# What is being asked:
Give back each entry verbatim.

(Page and application data records)
'''
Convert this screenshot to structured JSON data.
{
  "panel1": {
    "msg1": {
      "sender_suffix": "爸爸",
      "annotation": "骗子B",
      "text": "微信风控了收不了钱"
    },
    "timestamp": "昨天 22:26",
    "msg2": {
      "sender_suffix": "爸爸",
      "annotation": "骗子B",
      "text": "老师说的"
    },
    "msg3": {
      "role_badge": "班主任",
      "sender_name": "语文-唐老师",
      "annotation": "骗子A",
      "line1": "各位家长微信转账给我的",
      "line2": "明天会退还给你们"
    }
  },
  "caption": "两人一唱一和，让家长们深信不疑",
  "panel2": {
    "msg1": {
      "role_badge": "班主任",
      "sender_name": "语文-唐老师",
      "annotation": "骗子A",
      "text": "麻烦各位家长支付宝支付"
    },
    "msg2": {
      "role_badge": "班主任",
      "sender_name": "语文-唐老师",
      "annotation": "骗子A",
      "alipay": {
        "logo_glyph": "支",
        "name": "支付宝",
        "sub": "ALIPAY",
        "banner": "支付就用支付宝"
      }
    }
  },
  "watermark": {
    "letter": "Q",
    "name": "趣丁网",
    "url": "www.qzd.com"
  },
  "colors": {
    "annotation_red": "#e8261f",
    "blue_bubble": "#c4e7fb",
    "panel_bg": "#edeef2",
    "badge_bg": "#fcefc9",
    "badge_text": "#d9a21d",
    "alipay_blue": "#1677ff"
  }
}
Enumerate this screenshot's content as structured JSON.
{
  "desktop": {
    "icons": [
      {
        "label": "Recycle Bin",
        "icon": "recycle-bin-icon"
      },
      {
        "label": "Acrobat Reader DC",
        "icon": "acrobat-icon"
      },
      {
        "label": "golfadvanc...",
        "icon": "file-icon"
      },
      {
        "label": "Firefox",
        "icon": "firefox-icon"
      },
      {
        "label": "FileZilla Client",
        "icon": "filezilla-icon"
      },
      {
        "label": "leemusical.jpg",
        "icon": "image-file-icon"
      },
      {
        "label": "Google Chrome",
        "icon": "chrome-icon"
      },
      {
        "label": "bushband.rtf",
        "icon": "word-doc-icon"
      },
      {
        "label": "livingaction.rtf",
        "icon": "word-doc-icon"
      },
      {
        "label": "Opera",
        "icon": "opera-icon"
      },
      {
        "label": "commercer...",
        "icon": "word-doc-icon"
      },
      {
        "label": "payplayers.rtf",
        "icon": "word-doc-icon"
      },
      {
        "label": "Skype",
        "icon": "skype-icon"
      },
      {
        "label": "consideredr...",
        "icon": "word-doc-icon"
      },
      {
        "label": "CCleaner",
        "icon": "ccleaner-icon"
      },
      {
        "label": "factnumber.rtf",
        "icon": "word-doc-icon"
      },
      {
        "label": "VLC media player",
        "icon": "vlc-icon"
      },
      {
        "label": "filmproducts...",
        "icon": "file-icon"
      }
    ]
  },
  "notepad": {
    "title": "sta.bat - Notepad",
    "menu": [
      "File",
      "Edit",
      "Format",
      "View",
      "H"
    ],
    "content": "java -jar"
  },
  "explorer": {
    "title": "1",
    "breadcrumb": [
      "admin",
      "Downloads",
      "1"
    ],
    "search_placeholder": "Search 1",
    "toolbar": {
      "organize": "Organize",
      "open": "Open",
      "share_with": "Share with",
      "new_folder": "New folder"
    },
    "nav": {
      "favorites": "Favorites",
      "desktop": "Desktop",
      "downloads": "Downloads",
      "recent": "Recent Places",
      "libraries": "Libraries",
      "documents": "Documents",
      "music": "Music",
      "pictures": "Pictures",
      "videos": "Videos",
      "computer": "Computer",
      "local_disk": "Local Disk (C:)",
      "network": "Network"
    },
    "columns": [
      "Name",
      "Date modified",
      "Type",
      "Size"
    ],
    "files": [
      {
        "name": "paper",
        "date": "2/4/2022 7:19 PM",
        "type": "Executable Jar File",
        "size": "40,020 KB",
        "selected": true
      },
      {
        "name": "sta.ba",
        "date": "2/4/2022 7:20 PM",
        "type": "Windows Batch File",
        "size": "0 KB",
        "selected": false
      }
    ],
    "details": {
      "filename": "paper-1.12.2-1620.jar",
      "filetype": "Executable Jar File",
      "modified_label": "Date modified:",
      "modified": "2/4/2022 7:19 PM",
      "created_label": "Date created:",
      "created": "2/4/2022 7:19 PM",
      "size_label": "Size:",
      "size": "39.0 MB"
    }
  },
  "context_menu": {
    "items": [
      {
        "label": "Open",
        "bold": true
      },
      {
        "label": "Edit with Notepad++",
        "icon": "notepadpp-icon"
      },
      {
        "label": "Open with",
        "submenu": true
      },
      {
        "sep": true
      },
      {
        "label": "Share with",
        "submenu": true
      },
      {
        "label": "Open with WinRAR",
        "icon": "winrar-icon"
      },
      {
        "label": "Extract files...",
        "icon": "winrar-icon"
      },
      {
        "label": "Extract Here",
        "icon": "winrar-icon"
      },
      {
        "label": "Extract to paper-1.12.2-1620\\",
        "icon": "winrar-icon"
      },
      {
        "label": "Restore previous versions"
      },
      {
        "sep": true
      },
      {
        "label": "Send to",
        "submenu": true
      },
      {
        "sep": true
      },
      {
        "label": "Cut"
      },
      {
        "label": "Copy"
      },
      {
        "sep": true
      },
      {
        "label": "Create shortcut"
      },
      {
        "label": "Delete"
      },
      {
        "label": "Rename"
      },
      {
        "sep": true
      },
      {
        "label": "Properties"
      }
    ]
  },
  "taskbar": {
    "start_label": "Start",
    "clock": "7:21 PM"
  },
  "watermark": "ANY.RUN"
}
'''
# Response to this task:
Convert this screenshot to structured JSON data.
{
  "panel1": {
    "msg1": {
      "sender_suffix": "爸爸",
      "annotation": "骗子B",
      "text": "微信风控了收不了钱"
    },
    "timestamp": "昨天 22:26",
    "msg2": {
      "sender_suffix": "爸爸",
      "annotation": "骗子B",
      "text": "老师说的"
    },
    "msg3": {
      "role_badge": "班主任",
      "sender_name": "语文-唐老师",
      "annotation": "骗子A",
      "line1": "各位家长微信转账给我的",
      "line2": "明天会退还给你们"
    }
  },
  "caption": "两人一唱一和，让家长们深信不疑",
  "panel2": {
    "msg1": {
      "role_badge": "班主任",
      "sender_name": "语文-唐老师",
      "annotation": "骗子A",
      "text": "麻烦各位家长支付宝支付"
    },
    "msg2": {
      "role_badge": "班主任",
      "sender_name": "语文-唐老师",
      "annotation": "骗子A",
      "alipay": {
        "logo_glyph": "支",
        "name": "支付宝",
        "sub": "ALIPAY",
        "banner": "支付就用支付宝"
      }
    }
  },
  "watermark": {
    "letter": "Q",
    "name": "趣丁网",
    "url": "www.qzd.com"
  },
  "colors": {
    "annotation_red": "#e8261f",
    "blue_bubble": "#c4e7fb",
    "panel_bg": "#edeef2",
    "badge_bg": "#fcefc9",
    "badge_text": "#d9a21d",
    "alipay_blue": "#1677ff"
  }
}
Enumerate this screenshot's content as structured JSON.
{
  "desktop": {
    "icons": [
      {
        "label": "Recycle Bin",
        "icon": "recycle-bin-icon"
      },
      {
        "label": "Acrobat Reader DC",
        "icon": "acrobat-icon"
      },
      {
        "label": "golfadvanc...",
        "icon": "file-icon"
      },
      {
        "label": "Firefox",
        "icon": "firefox-icon"
      },
      {
        "label": "FileZilla Client",
        "icon": "filezilla-icon"
      },
      {
        "label": "leemusical.jpg",
        "icon": "image-file-icon"
      },
      {
        "label": "Google Chrome",
        "icon": "chrome-icon"
      },
      {
        "label": "bushband.rtf",
        "icon": "word-doc-icon"
      },
      {
        "label": "livingaction.rtf",
        "icon": "word-doc-icon"
      },
      {
        "label": "Opera",
        "icon": "opera-icon"
      },
      {
        "label": "commercer...",
        "icon": "word-doc-icon"
      },
      {
        "label": "payplayers.rtf",
        "icon": "word-doc-icon"
      },
      {
        "label": "Skype",
        "icon": "skype-icon"
      },
      {
        "label": "consideredr...",
        "icon": "word-doc-icon"
      },
      {
        "label": "CCleaner",
        "icon": "ccleaner-icon"
      },
      {
        "label": "factnumber.rtf",
        "icon": "word-doc-icon"
      },
      {
        "label": "VLC media player",
        "icon": "vlc-icon"
      },
      {
        "label": "filmproducts...",
        "icon": "file-icon"
      }
    ]
  },
  "notepad": {
    "title": "sta.bat - Notepad",
    "menu": [
      "File",
      "Edit",
      "Format",
      "View",
      "H"
    ],
    "content": "java -jar"
  },
  "explorer": {
    "title": "1",
    "breadcrumb": [
      "admin",
      "Downloads",
      "1"
    ],
    "search_placeholder": "Search 1",
    "toolbar": {
      "organize": "Organize",
      "open": "Open",
      "share_with": "Share with",
      "new_folder": "New folder"
    },
    "nav": {
      "favorites": "Favorites",
      "desktop": "Desktop",
      "downloads": "Downloads",
      "recent": "Recent Places",
      "libraries": "Libraries",
      "documents": "Documents",
      "music": "Music",
      "pictures": "Pictures",
      "videos": "Videos",
      "computer": "Computer",
      "local_disk": "Local Disk (C:)",
      "network": "Network"
    },
    "columns": [
      "Name",
      "Date modified",
      "Type",
      "Size"
    ],
    "files": [
      {
        "name": "paper",
        "date": "2/4/2022 7:19 PM",
        "type": "Executable Jar File",
        "size": "40,020 KB",
        "selected": true
      },
      {
        "name": "sta.ba",
        "date": "2/4/2022 7:20 PM",
        "type": "Windows Batch File",
        "size": "0 KB",
        "selected": false
      }
    ],
    "details": {
      "filename": "paper-1.12.2-1620.jar",
      "filetype": "Executable Jar File",
      "modified_label": "Date modified:",
      "modified": "2/4/2022 7:19 PM",
      "created_label": "Date created:",
      "created": "2/4/2022 7:19 PM",
      "size_label": "Size:",
      "size": "39.0 MB"
    }
  },
  "context_menu": {
    "items": [
      {
        "label": "Open",
        "bold": true
      },
      {
        "label": "Edit with Notepad++",
        "icon": "notepadpp-icon"
      },
      {
        "label": "Open with",
        "submenu": true
      },
      {
        "sep": true
      },
      {
        "label": "Share with",
        "submenu": true
      },
      {
        "label": "Open with WinRAR",
        "icon": "winrar-icon"
      },
      {
        "label": "Extract files...",
        "icon": "winrar-icon"
      },
      {
        "label": "Extract Here",
        "icon": "winrar-icon"
      },
      {
        "label": "Extract to paper-1.12.2-1620\\",
        "icon": "winrar-icon"
      },
      {
        "label": "Restore previous versions"
      },
      {
        "sep": true
      },
      {
        "label": "Send to",
        "submenu": true
      },
      {
        "sep": true
      },
      {
        "label": "Cut"
      },
      {
        "label": "Copy"
      },
      {
        "sep": true
      },
      {
        "label": "Create shortcut"
      },
      {
        "label": "Delete"
      },
      {
        "label": "Rename"
      },
      {
        "sep": true
      },
      {
        "label": "Properties"
      }
    ]
  },
  "taskbar": {
    "start_label": "Start",
    "clock": "7:21 PM"
  },
  "watermark": "ANY.RUN"
}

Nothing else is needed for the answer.